This year’s harvest has yielded over 9,000 ears of corn and 12,000 pounds of additional vegetables providing inmates with a better alternative to the usual canned vegetables with the added benefit of a significant savings of over $20,000 in inmate food costs at the jail.
The inmates who work on the farm are screened for any behavioral concerns before they are allowed to work on the project outside the jail facility, he said.
It is similar to the work program Sheriff Evangelidis operates, allowing inmates the chance to perform work for municipalities or non-profit groups throughout the county.
While the project is good for the inmates themselves, it is also good for the many communities receiving bounty from their labor at the farm. The Sheriff said he makes sure that the ample produce from that farm gets to people who need it most, such as the families who rely on Gardner’s Community Action Committee for help with obtaining groceries.
Gardner CAC Executive Director Julie Meehan said her organization assists more than 10,000 families every year from Gardner and the greater Gardner area.
“We can see 30 to 40 families a day,” she said.
The Gardner CAC has dry goods and meat donated from agencies and private businesses boxed and ready to be given to people in need.
Fresh produce, however, is hard to come by, Ms. Meehan said.
“It’s a lot of canned and processed stuff,” she said.
The fresh vegetables brought by Sheriff Evangelidis and his staff will be handed out on a first come, first serve basis.

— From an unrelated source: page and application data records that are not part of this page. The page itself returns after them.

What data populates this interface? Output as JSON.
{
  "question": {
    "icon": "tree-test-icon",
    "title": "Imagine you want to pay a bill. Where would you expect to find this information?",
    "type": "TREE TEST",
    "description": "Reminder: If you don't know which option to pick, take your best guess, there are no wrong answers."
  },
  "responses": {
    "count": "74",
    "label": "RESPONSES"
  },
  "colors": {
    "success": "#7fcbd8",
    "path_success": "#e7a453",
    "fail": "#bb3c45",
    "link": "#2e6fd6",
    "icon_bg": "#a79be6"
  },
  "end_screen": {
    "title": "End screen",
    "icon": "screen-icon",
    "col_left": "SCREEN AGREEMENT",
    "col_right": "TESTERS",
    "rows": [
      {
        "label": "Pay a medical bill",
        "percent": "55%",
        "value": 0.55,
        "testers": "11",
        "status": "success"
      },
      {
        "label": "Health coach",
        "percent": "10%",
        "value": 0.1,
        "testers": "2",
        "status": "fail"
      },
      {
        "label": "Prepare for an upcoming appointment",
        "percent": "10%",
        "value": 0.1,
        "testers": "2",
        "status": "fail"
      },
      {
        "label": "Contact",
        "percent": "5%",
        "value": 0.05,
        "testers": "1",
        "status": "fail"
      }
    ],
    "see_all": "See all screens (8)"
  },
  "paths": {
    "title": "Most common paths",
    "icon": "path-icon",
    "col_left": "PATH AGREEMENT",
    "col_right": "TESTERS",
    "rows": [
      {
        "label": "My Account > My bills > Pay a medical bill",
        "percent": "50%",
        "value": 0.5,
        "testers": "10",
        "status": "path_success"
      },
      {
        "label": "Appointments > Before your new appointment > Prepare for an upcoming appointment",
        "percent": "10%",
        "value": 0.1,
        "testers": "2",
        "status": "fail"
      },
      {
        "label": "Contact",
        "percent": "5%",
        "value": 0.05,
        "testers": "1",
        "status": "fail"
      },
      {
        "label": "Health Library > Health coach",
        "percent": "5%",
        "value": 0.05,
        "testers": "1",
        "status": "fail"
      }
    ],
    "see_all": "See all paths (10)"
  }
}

Ms. Meehan said whenever fresh food comes in, many of the Gardner Community Action Committee clients will share recipes for the produce.
Sheriff Evangelidis is also already preparing for the annual coat drive his office runs in the winter, ensuring disadvantaged children have outerwear to keep warm.
The coat drive is set to kick off in December.